## Task statement
In the copy, keep every line below as it is and leave out the pictures.

## Materials provided
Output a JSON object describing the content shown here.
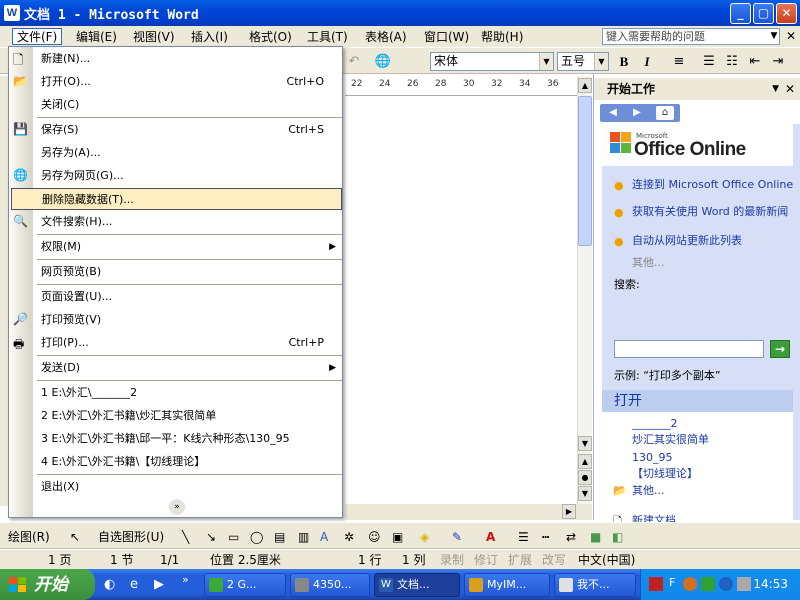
{
  "window": {
    "title": "文档 1 - Microsoft Word",
    "icon": "W",
    "min": "_",
    "max": "▢",
    "close": "✕"
  },
  "menubar": {
    "items": [
      "文件(F)",
      "编辑(E)",
      "视图(V)",
      "插入(I)",
      "格式(O)",
      "工具(T)",
      "表格(A)",
      "窗口(W)",
      "帮助(H)"
    ],
    "help_placeholder": "键入需要帮助的问题",
    "close_doc": "✕"
  },
  "toolbar": {
    "font": "宋体",
    "size": "五号",
    "bold": "B",
    "italic": "I"
  },
  "ruler": {
    "ticks": [
      "22",
      "24",
      "26",
      "28",
      "30",
      "32",
      "34",
      "36"
    ]
  },
  "file_menu": {
    "items": [
      {
        "label": "新建(N)...",
        "shortcut": "",
        "icon": "new-document-icon"
      },
      {
        "label": "打开(O)...",
        "shortcut": "Ctrl+O",
        "icon": "open-folder-icon"
      },
      {
        "label": "关闭(C)",
        "shortcut": ""
      },
      {
        "label": "保存(S)",
        "shortcut": "Ctrl+S",
        "icon": "save-icon"
      },
      {
        "label": "另存为(A)...",
        "shortcut": ""
      },
      {
        "label": "另存为网页(G)...",
        "shortcut": "",
        "icon": "save-web-icon"
      },
      {
        "label": "删除隐藏数据(T)...",
        "shortcut": "",
        "highlighted": true
      },
      {
        "label": "文件搜索(H)...",
        "shortcut": "",
        "icon": "file-search-icon"
      },
      {
        "label": "权限(M)",
        "shortcut": "",
        "submenu": true
      },
      {
        "label": "网页预览(B)",
        "shortcut": ""
      },
      {
        "label": "页面设置(U)...",
        "shortcut": ""
      },
      {
        "label": "打印预览(V)",
        "shortcut": "",
        "icon": "print-preview-icon"
      },
      {
        "label": "打印(P)...",
        "shortcut": "Ctrl+P",
        "icon": "print-icon"
      },
      {
        "label": "发送(D)",
        "shortcut": "",
        "submenu": true
      },
      {
        "label": "1 E:\\外汇\\_______2",
        "shortcut": ""
      },
      {
        "label": "2 E:\\外汇\\外汇书籍\\炒汇其实很简单",
        "shortcut": ""
      },
      {
        "label": "3 E:\\外汇\\外汇书籍\\邱一平：K线六种形态\\130_95",
        "shortcut": ""
      },
      {
        "label": "4 E:\\外汇\\外汇书籍\\【切线理论】",
        "shortcut": ""
      },
      {
        "label": "退出(X)",
        "shortcut": ""
      }
    ],
    "more": "»"
  },
  "task_pane": {
    "title": "开始工作",
    "logo_small": "Microsoft",
    "logo": "Office Online",
    "links": [
      "连接到 Microsoft Office Online",
      "获取有关使用 Word 的最新新闻",
      "自动从网站更新此列表"
    ],
    "more": "其他...",
    "search_label": "搜索:",
    "example": "示例:  “打印多个副本”",
    "open_title": "打开",
    "recent": [
      "_______2",
      "炒汇其实很简单",
      "130_95",
      "【切线理论】"
    ],
    "open_more": "其他...",
    "new_doc": "新建文档..."
  },
  "drawbar": {
    "draw": "绘图(R)",
    "autoshapes": "自选图形(U)"
  },
  "status": {
    "page": "1 页",
    "section": "1 节",
    "pages": "1/1",
    "position": "位置 2.5厘米",
    "line": "1 行",
    "col": "1 列",
    "rec": "录制",
    "trk": "修订",
    "ext": "扩展",
    "ovr": "改写",
    "lang": "中文(中国)"
  },
  "taskbar": {
    "start": "开始",
    "tasks": [
      "2 G...",
      "4350...",
      "文档...",
      "MyIM...",
      "我不..."
    ],
    "tray_letter": "F",
    "clock": "14:53"
  }
}
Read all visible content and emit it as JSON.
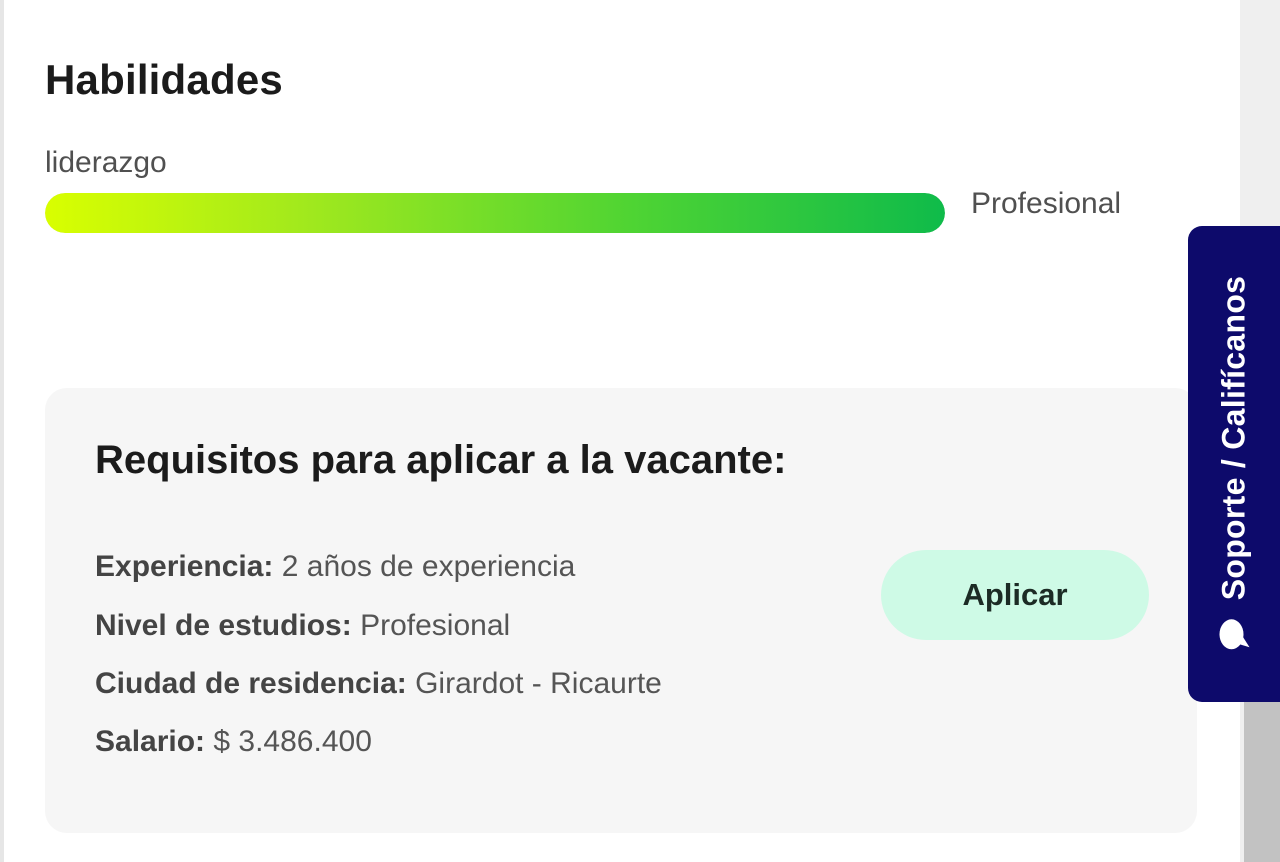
{
  "skills": {
    "title": "Habilidades",
    "items": [
      {
        "name": "liderazgo",
        "level": "Profesional",
        "fill_fraction": 1.0
      }
    ]
  },
  "requirements": {
    "title": "Requisitos para aplicar a la vacante:",
    "rows": [
      {
        "label": "Experiencia:",
        "value": "2 años de experiencia"
      },
      {
        "label": "Nivel de estudios:",
        "value": "Profesional"
      },
      {
        "label": "Ciudad de residencia:",
        "value": "Girardot - Ricaurte"
      },
      {
        "label": "Salario:",
        "value": "$ 3.486.400"
      }
    ],
    "apply_label": "Aplicar"
  },
  "support_tab": {
    "label": "Soporte / Califícanos",
    "icon": "chat-bubble-icon"
  },
  "colors": {
    "support_tab_bg": "#0d0a6b",
    "apply_button_bg": "#cefae6",
    "bar_gradient_start": "#d9ff00",
    "bar_gradient_end": "#0fbb4a"
  }
}
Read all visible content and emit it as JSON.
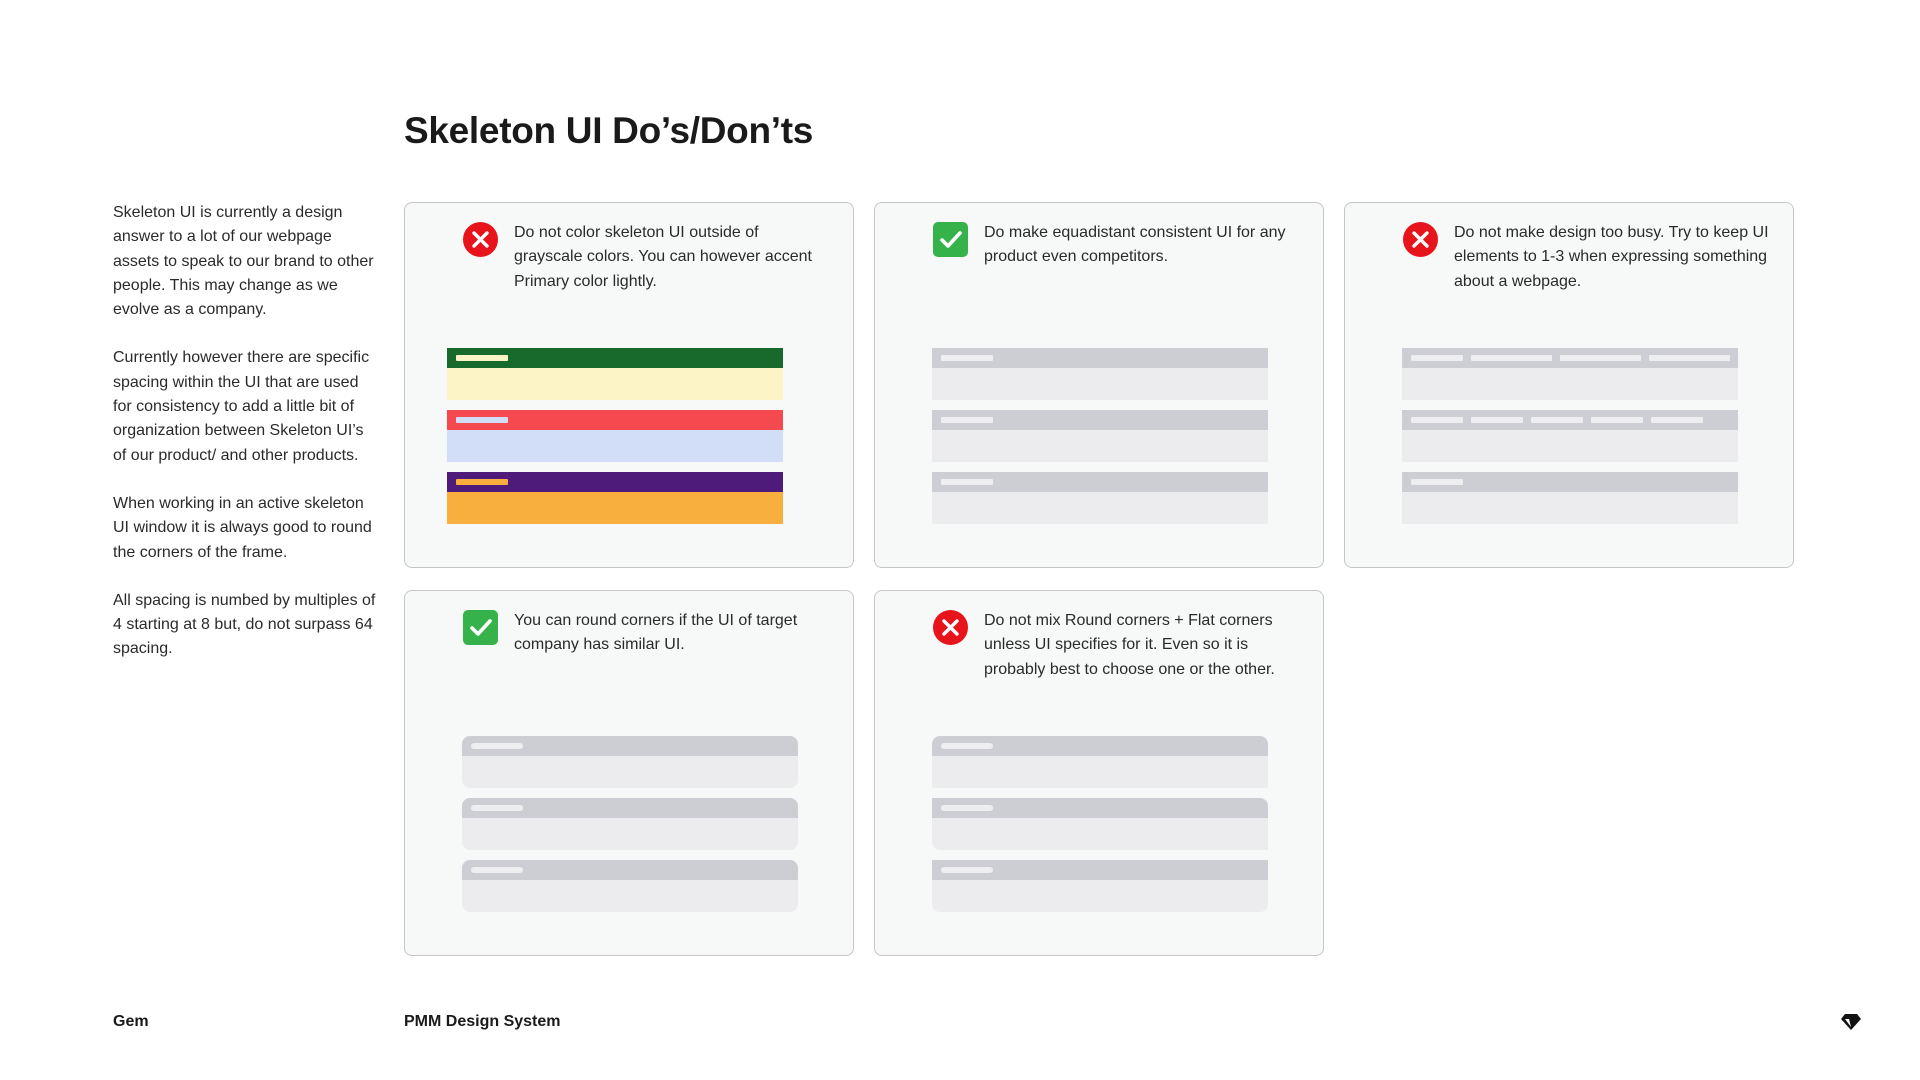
{
  "page": {
    "title": "Skeleton UI Do’s/Don’ts"
  },
  "sidebar": {
    "paragraphs": [
      "Skeleton UI is currently a design answer to a lot of our webpage assets to speak to our brand to other people. This may change as we evolve as a company.",
      "Currently however there are specific spacing within the UI that are used for consistency to add a little bit of organization between Skeleton UI’s of our product/ and other products.",
      "When working in an active skeleton UI window it is always good to round the corners of the frame.",
      "All spacing is numbed by multiples of 4 starting at 8 but, do not surpass 64 spacing."
    ]
  },
  "cards": [
    {
      "kind": "dont",
      "icon": "x-circle-icon",
      "text": "Do not color skeleton UI outside of grayscale colors. You can however accent Primary color lightly."
    },
    {
      "kind": "do",
      "icon": "check-square-icon",
      "text": "Do make equadistant consistent UI for any product even competitors."
    },
    {
      "kind": "dont",
      "icon": "x-circle-icon",
      "text": "Do not make design too busy. Try to keep UI elements to 1-3 when expressing something about a webpage."
    },
    {
      "kind": "do",
      "icon": "check-square-icon",
      "text": "You can round corners if the UI of target company has similar UI."
    },
    {
      "kind": "dont",
      "icon": "x-circle-icon",
      "text": "Do not mix Round corners + Flat corners unless UI specifies for it. Even so it is probably best to choose one or the other."
    }
  ],
  "colors": {
    "do": "#35b34a",
    "dont": "#e8141c",
    "colored_rows": [
      {
        "bar": "#176a2c",
        "body": "#fcf3c6",
        "pill": "#fcf3c6"
      },
      {
        "bar": "#f44a4f",
        "body": "#d2def8",
        "pill": "#d2def8"
      },
      {
        "bar": "#4e1b7a",
        "body": "#f9af3d",
        "pill": "#f9af3d"
      }
    ]
  },
  "footer": {
    "brand": "Gem",
    "title": "PMM Design System",
    "logo": "gem-logo-icon"
  }
}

## Reply to the task
Output a JSON object describing the content shown here.
{
  "window": {
    "title": "文档 1 - Microsoft Word",
    "icon": "W",
    "min": "_",
    "max": "▢",
    "close": "✕"
  },
  "menubar": {
    "items": [
      "文件(F)",
      "编辑(E)",
      "视图(V)",
      "插入(I)",
      "格式(O)",
      "工具(T)",
      "表格(A)",
      "窗口(W)",
      "帮助(H)"
    ],
    "help_placeholder": "键入需要帮助的问题",
    "close_doc": "✕"
  },
  "toolbar": {
    "font": "宋体",
    "size": "五号",
    "bold": "B",
    "italic": "I"
  },
  "ruler": {
    "ticks": [
      "22",
      "24",
      "26",
      "28",
      "30",
      "32",
      "34",
      "36"
    ]
  },
  "file_menu": {
    "items": [
      {
        "label": "新建(N)...",
        "shortcut": "",
        "icon": "new-document-icon"
      },
      {
        "label": "打开(O)...",
        "shortcut": "Ctrl+O",
        "icon": "open-folder-icon"
      },
      {
        "label": "关闭(C)",
        "shortcut": ""
      },
      {
        "label": "保存(S)",
        "shortcut": "Ctrl+S",
        "icon": "save-icon"
      },
      {
        "label": "另存为(A)...",
        "shortcut": ""
      },
      {
        "label": "另存为网页(G)...",
        "shortcut": "",
        "icon": "save-web-icon"
      },
      {
        "label": "删除隐藏数据(T)...",
        "shortcut": "",
        "highlighted": true
      },
      {
        "label": "文件搜索(H)...",
        "shortcut": "",
        "icon": "file-search-icon"
      },
      {
        "label": "权限(M)",
        "shortcut": "",
        "submenu": true
      },
      {
        "label": "网页预览(B)",
        "shortcut": ""
      },
      {
        "label": "页面设置(U)...",
        "shortcut": ""
      },
      {
        "label": "打印预览(V)",
        "shortcut": "",
        "icon": "print-preview-icon"
      },
      {
        "label": "打印(P)...",
        "shortcut": "Ctrl+P",
        "icon": "print-icon"
      },
      {
        "label": "发送(D)",
        "shortcut": "",
        "submenu": true
      },
      {
        "label": "1 E:\\外汇\\_______2",
        "shortcut": ""
      },
      {
        "label": "2 E:\\外汇\\外汇书籍\\炒汇其实很简单",
        "shortcut": ""
      },
      {
        "label": "3 E:\\外汇\\外汇书籍\\邱一平：K线六种形态\\130_95",
        "shortcut": ""
      },
      {
        "label": "4 E:\\外汇\\外汇书籍\\【切线理论】",
        "shortcut": ""
      },
      {
        "label": "退出(X)",
        "shortcut": ""
      }
    ],
    "more": "»"
  },
  "task_pane": {
    "title": "开始工作",
    "logo_small": "Microsoft",
    "logo": "Office Online",
    "links": [
      "连接到 Microsoft Office Online",
      "获取有关使用 Word 的最新新闻",
      "自动从网站更新此列表"
    ],
    "more": "其他...",
    "search_label": "搜索:",
    "example": "示例:  “打印多个副本”",
    "open_title": "打开",
    "recent": [
      "_______2",
      "炒汇其实很简单",
      "130_95",
      "【切线理论】"
    ],
    "open_more": "其他...",
    "new_doc": "新建文档..."
  },
  "drawbar": {
    "draw": "绘图(R)",
    "autoshapes": "自选图形(U)"
  },
  "status": {
    "page": "1 页",
    "section": "1 节",
    "pages": "1/1",
    "position": "位置 2.5厘米",
    "line": "1 行",
    "col": "1 列",
    "rec": "录制",
    "trk": "修订",
    "ext": "扩展",
    "ovr": "改写",
    "lang": "中文(中国)"
  },
  "taskbar": {
    "start": "开始",
    "tasks": [
      "2 G...",
      "4350...",
      "文档...",
      "MyIM...",
      "我不..."
    ],
    "tray_letter": "F",
    "clock": "14:53"
  }
}
Read all visible content and emit it as JSON.
{
  "skills": {
    "title": "Habilidades",
    "items": [
      {
        "name": "liderazgo",
        "level": "Profesional",
        "fill_fraction": 1.0
      }
    ]
  },
  "requirements": {
    "title": "Requisitos para aplicar a la vacante:",
    "rows": [
      {
        "label": "Experiencia:",
        "value": "2 años de experiencia"
      },
      {
        "label": "Nivel de estudios:",
        "value": "Profesional"
      },
      {
        "label": "Ciudad de residencia:",
        "value": "Girardot - Ricaurte"
      },
      {
        "label": "Salario:",
        "value": "$ 3.486.400"
      }
    ],
    "apply_label": "Aplicar"
  },
  "support_tab": {
    "label": "Soporte / Califícanos",
    "icon": "chat-bubble-icon"
  },
  "colors": {
    "support_tab_bg": "#0d0a6b",
    "apply_button_bg": "#cefae6",
    "bar_gradient_start": "#d9ff00",
    "bar_gradient_end": "#0fbb4a"
  }
}
Read all visible content and emit it as JSON.
{
  "page": {
    "title": "Skeleton UI Do’s/Don’ts"
  },
  "sidebar": {
    "paragraphs": [
      "Skeleton UI is currently a design answer to a lot of our webpage assets to speak to our brand to other people. This may change as we evolve as a company.",
      "Currently however there are specific spacing within the UI that are used for consistency to add a little bit of organization between Skeleton UI’s of our product/ and other products.",
      "When working in an active skeleton UI window it is always good to round the corners of the frame.",
      "All spacing is numbed by multiples of 4 starting at 8 but, do not surpass 64 spacing."
    ]
  },
  "cards": [
    {
      "kind": "dont",
      "icon": "x-circle-icon",
      "text": "Do not color skeleton UI outside of grayscale colors. You can however accent Primary color lightly."
    },
    {
      "kind": "do",
      "icon": "check-square-icon",
      "text": "Do make equadistant consistent UI for any product even competitors."
    },
    {
      "kind": "dont",
      "icon": "x-circle-icon",
      "text": "Do not make design too busy. Try to keep UI elements to 1-3 when expressing something about a webpage."
    },
    {
      "kind": "do",
      "icon": "check-square-icon",
      "text": "You can round corners if the UI of target company has similar UI."
    },
    {
      "kind": "dont",
      "icon": "x-circle-icon",
      "text": "Do not mix Round corners + Flat corners unless UI specifies for it. Even so it is probably best to choose one or the other."
    }
  ],
  "colors": {
    "do": "#35b34a",
    "dont": "#e8141c",
    "colored_rows": [
      {
        "bar": "#176a2c",
        "body": "#fcf3c6",
        "pill": "#fcf3c6"
      },
      {
        "bar": "#f44a4f",
        "body": "#d2def8",
        "pill": "#d2def8"
      },
      {
        "bar": "#4e1b7a",
        "body": "#f9af3d",
        "pill": "#f9af3d"
      }
    ]
  },
  "footer": {
    "brand": "Gem",
    "title": "PMM Design System",
    "logo": "gem-logo-icon"
  }
}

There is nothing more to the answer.